You may think you are facing challenges, those under 30 are facing over 50% unemployment.

BUT, in Memos’ church when someone loses a job…the church prays. And they get a better job!

One of the results of the great recession, as it has become known as, is a trend towards a healthier financial state for the American middle class.

At the beginning of the recession it was obvious that American’s were saving more and putting a greater emphasis paying down their debt.

For quite some time we were unsure of whether this was a trend or a temporary emotional reaction. Eight years after the initial meltdown, the evidence continues to indicate a significant cultural shift.

American’s continue to save more, strive to eliminate their debt and are more judicious in their spending.

As a side note, a recent survey found that 25% of families say they are now debt free. That is up from 14% just a few years ago.

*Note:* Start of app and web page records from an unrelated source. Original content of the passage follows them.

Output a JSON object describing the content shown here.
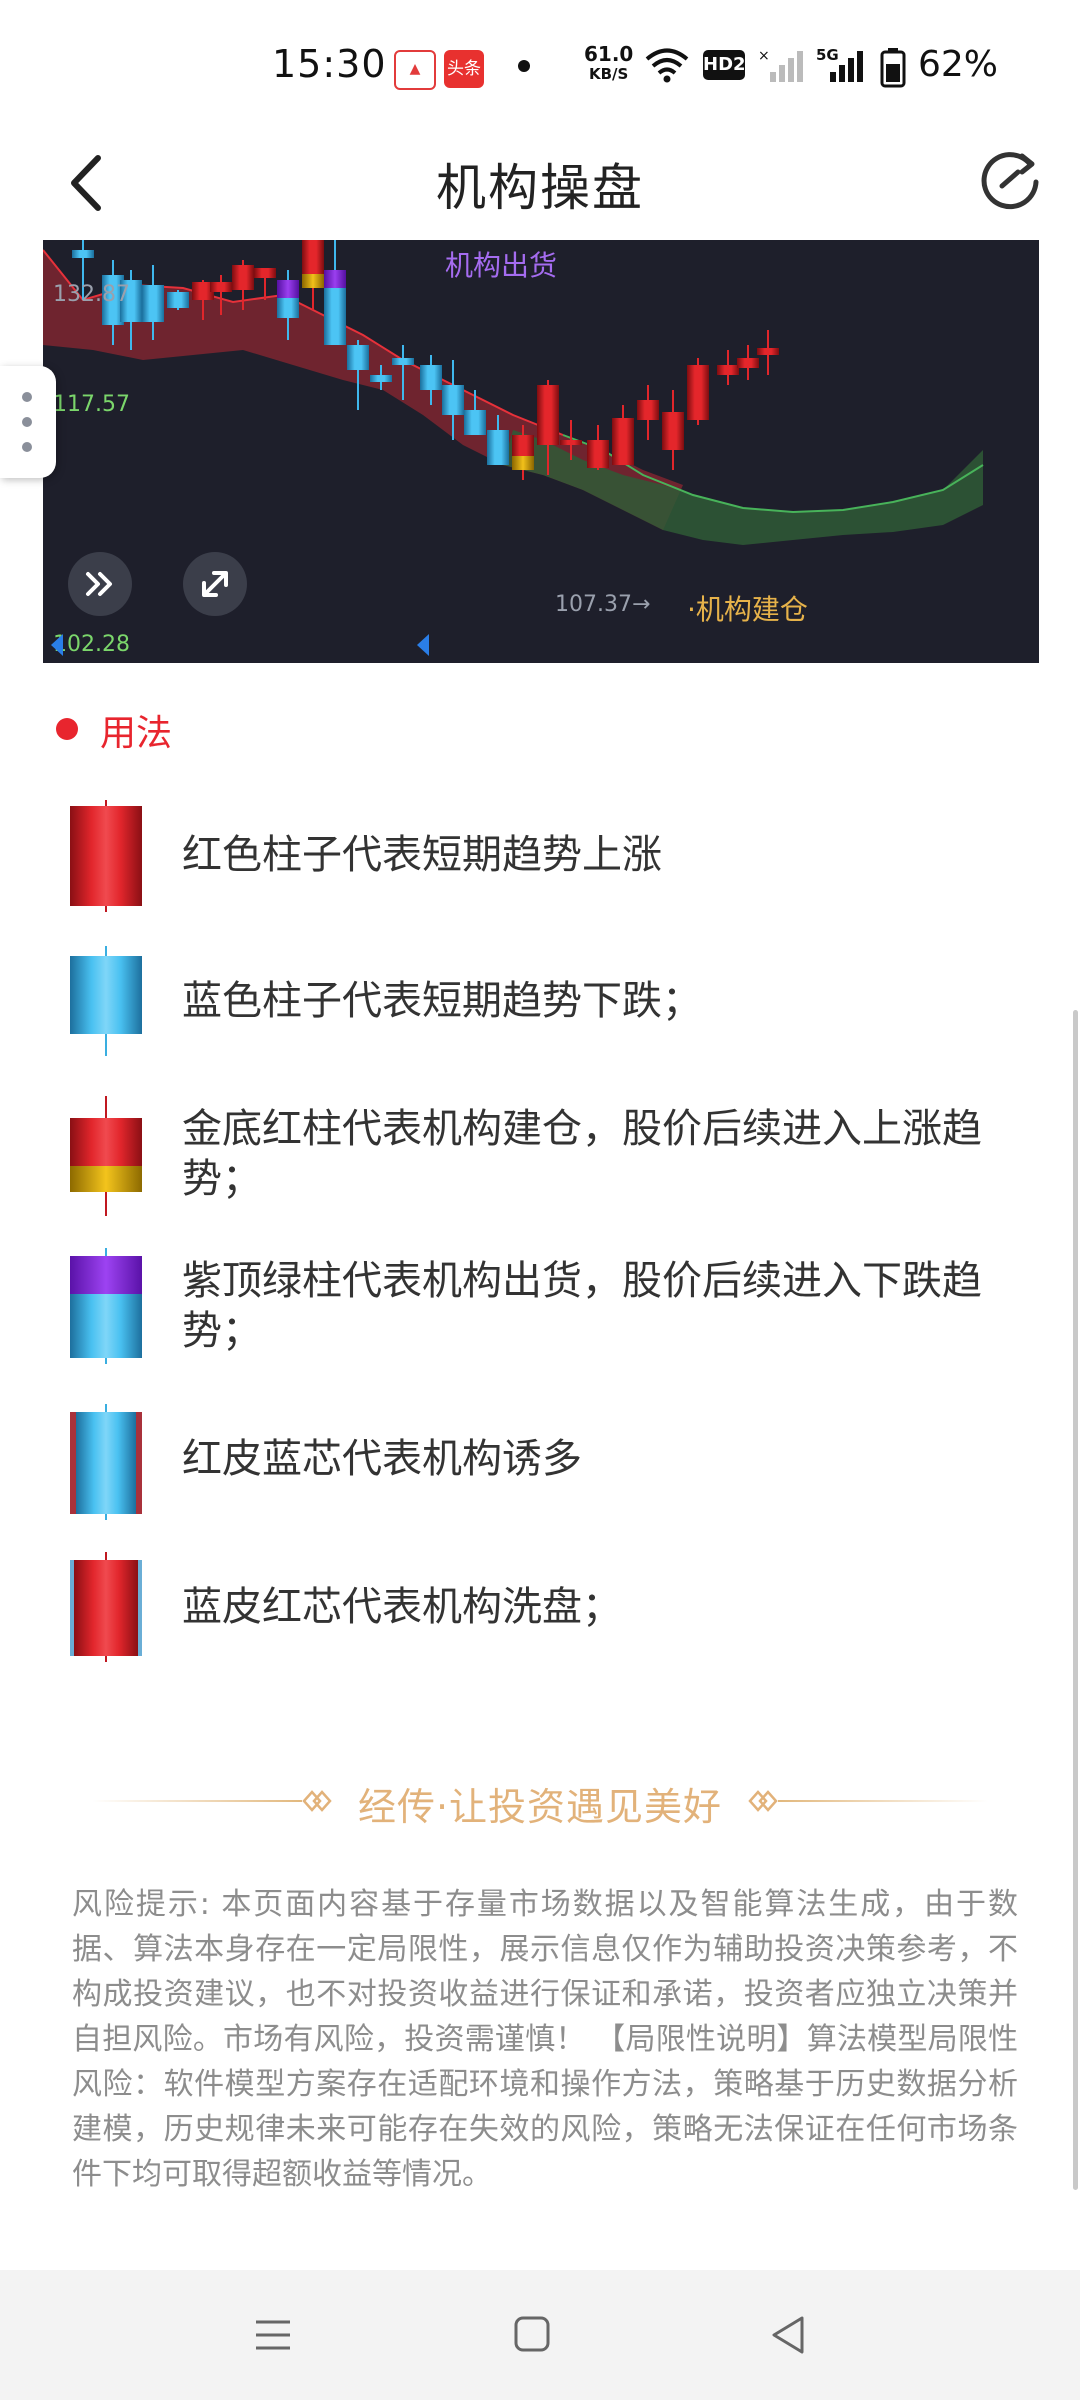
{
  "status_bar": {
    "time": "15:30",
    "app_badge": "头条",
    "net_speed_value": "61.0",
    "net_speed_unit": "KB/S",
    "hd_badge": "HD2",
    "network_type": "5G",
    "battery": "62%"
  },
  "header": {
    "title": "机构操盘"
  },
  "chart": {
    "price_labels": [
      "132.87",
      "117.57",
      "102.28"
    ],
    "low_marker": "107.37→",
    "annotation_sell": "机构出货",
    "annotation_buy": "·机构建仓",
    "colors": {
      "background": "#1e1f2b",
      "up": "#e1262b",
      "down": "#3fb8ee",
      "gold": "#e6b000",
      "purple": "#8f2fe8"
    }
  },
  "usage": {
    "title": "用法",
    "items": [
      {
        "candle": "red",
        "text": "红色柱子代表短期趋势上涨"
      },
      {
        "candle": "blue",
        "text": "蓝色柱子代表短期趋势下跌；"
      },
      {
        "candle": "gold-bottom-red",
        "text": "金底红柱代表机构建仓，股价后续进入上涨趋势；"
      },
      {
        "candle": "purple-top-blue",
        "text": "紫顶绿柱代表机构出货，股价后续进入下跌趋势；"
      },
      {
        "candle": "red-skin-blue-core",
        "text": "红皮蓝芯代表机构诱多"
      },
      {
        "candle": "blue-skin-red-core",
        "text": "蓝皮红芯代表机构洗盘；"
      }
    ]
  },
  "slogan": "经传·让投资遇见美好",
  "risk_notice": "风险提示: 本页面内容基于存量市场数据以及智能算法生成，由于数据、算法本身存在一定局限性，展示信息仅作为辅助投资决策参考，不构成投资建议，也不对投资收益进行保证和承诺，投资者应独立决策并自担风险。市场有风险，投资需谨慎！ 【局限性说明】算法模型局限性风险：软件模型方案存在适配环境和操作方法，策略基于历史数据分析建模，历史规律未来可能存在失效的风险，策略无法保证在任何市场条件下均可取得超额收益等情况。"
}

To Brexit or not to Brexit, that is the question

Having just returned from the UK, by my informal survey the exit vote has the momentum.

The voices arguing for remain are focusing on potential economic fallout. What they seem to miss is that after the great recession, people don’t feel like the economy is amazing.

More importantly the British public is more concerned with the free movement within the EU. The perception is that this allows immigrants to come in and claim benefits as well as leaving an open door for Islamic terrorists to make their way to England.

An out vote would still require a 2 year negotiation of new terms before Great Britain left.

Until the vote is concluded next week, prepare for potential volatility.